An issue I see with a lot of beginner writers is they tend to write the backstory as the story itself. So the first few chapters will be, ‘This thing happened, and then this thing happened…’Understanding Character Arcs: How to write characters, preview on YouTube
Good story hook examples instead of giving all the backstory tell the reader backstory that is relevant to the current situation.
For example, the petty crime that lead a character to be currently incarcerated. Or the evacuation order that lead to your character’s current hurrying from their home city.
Relevant backstory tells us just enough to give the present scene context, history, and fuller narrative purpose.
9. Set the story’s tone
Many of the story hook examples listed above set the tone for the story. Addie LaRue’s bid for freedom, to not ‘just’ be anybody’s wife, for example. Or Little Dog’s difficult, complex relationship with his mother in On Earth We’re Briefly Gorgeous.
How can your story’s hook hint at your story’s primary subjects, themes and symbols?
Writing exercise: ‘Toning’ your hook
Find three adjectives for a hook sentence you’d like to write. For example:
- Tense, unsettling, eerie
- Lyrical, languid, mysterious
- Gritty, fast, loud
- Silly, quirky, unexpected
Write a sentence to a paragraph while thinking about your three adjectives. How many questions out of the 5 (‘who’, ‘what’, ‘why’, ‘where’ and ‘when’) can you make your reader ask?
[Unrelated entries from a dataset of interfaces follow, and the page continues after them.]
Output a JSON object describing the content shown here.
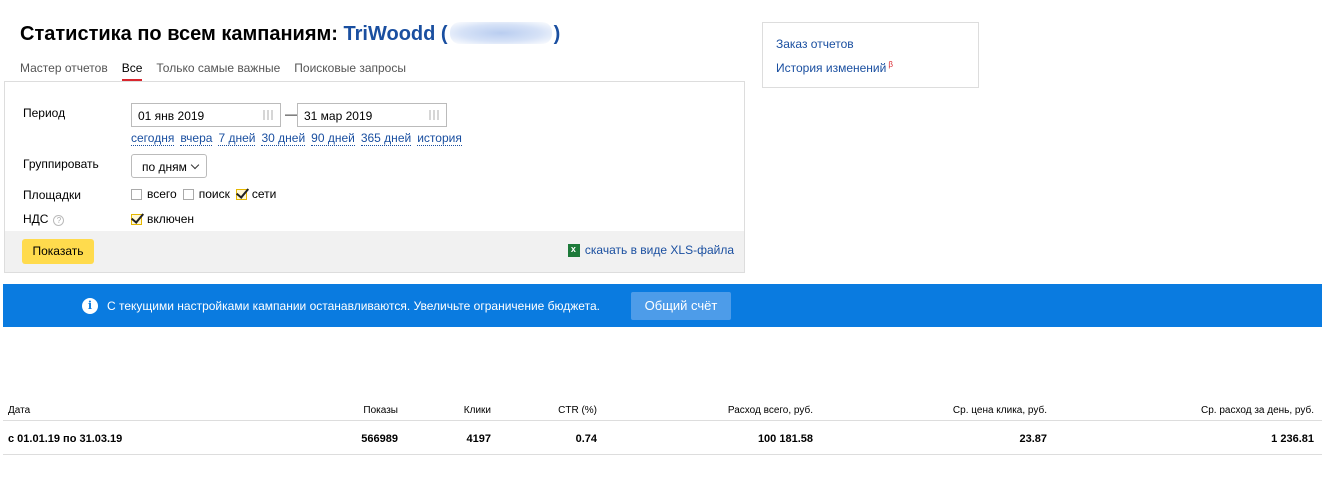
{
  "header": {
    "title_prefix": "Статистика по всем кампаниям:",
    "campaign_name": "TriWoodd (",
    "campaign_suffix": ")"
  },
  "tabs": [
    {
      "label": "Мастер отчетов",
      "active": false
    },
    {
      "label": "Все",
      "active": true
    },
    {
      "label": "Только самые важные",
      "active": false
    },
    {
      "label": "Поисковые запросы",
      "active": false
    }
  ],
  "form": {
    "period_label": "Период",
    "date_from": "01 янв 2019",
    "date_separator": "—",
    "date_to": "31 мар 2019",
    "quick_periods": [
      "сегодня",
      "вчера",
      "7 дней",
      "30 дней",
      "90 дней",
      "365 дней",
      "история"
    ],
    "group_label": "Группировать",
    "group_value": "по дням",
    "platforms_label": "Площадки",
    "platforms": [
      {
        "label": "всего",
        "checked": false
      },
      {
        "label": "поиск",
        "checked": false
      },
      {
        "label": "сети",
        "checked": true
      }
    ],
    "vat_label": "НДС",
    "vat_help": "?",
    "vat_option": {
      "label": "включен",
      "checked": true
    },
    "show_button": "Показать",
    "xls_link": "скачать в виде XLS-файла"
  },
  "side": {
    "order_reports": "Заказ отчетов",
    "change_history": "История изменений",
    "beta_mark": "β"
  },
  "banner": {
    "message": "С текущими настройками кампании останавливаются. Увеличьте ограничение бюджета.",
    "button": "Общий счёт",
    "color": "#0a7be0"
  },
  "stats": {
    "columns": [
      "Дата",
      "Показы",
      "Клики",
      "CTR (%)",
      "Расход всего, руб.",
      "Ср. цена клика, руб.",
      "Ср. расход за день, руб."
    ],
    "rows": [
      [
        "с 01.01.19 по 31.03.19",
        "566989",
        "4197",
        "0.74",
        "100 181.58",
        "23.87",
        "1 236.81"
      ]
    ]
  }
}
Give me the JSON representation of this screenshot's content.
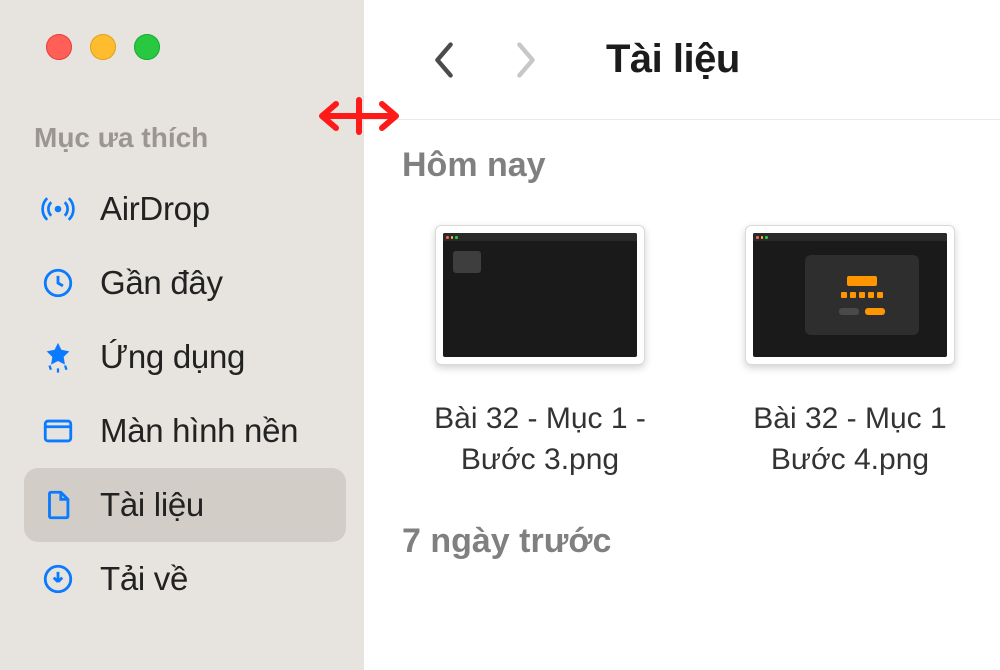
{
  "sidebar": {
    "section": "Mục ưa thích",
    "items": [
      {
        "icon": "airdrop",
        "label": "AirDrop",
        "selected": false
      },
      {
        "icon": "clock",
        "label": "Gần đây",
        "selected": false
      },
      {
        "icon": "apps",
        "label": "Ứng dụng",
        "selected": false
      },
      {
        "icon": "desktop",
        "label": "Màn hình nền",
        "selected": false
      },
      {
        "icon": "doc",
        "label": "Tài liệu",
        "selected": true
      },
      {
        "icon": "download",
        "label": "Tải về",
        "selected": false
      }
    ]
  },
  "toolbar": {
    "title": "Tài liệu"
  },
  "groups": {
    "today": "Hôm nay",
    "seven": "7 ngày trước"
  },
  "files": [
    {
      "name": "Bài 32 - Mục 1 -\nBước 3.png",
      "variant": "v1"
    },
    {
      "name": "Bài 32 - Mục 1\nBước 4.png",
      "variant": "v2"
    }
  ]
}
Start finessing your story idea now so you have the foundation for a brilliant hook.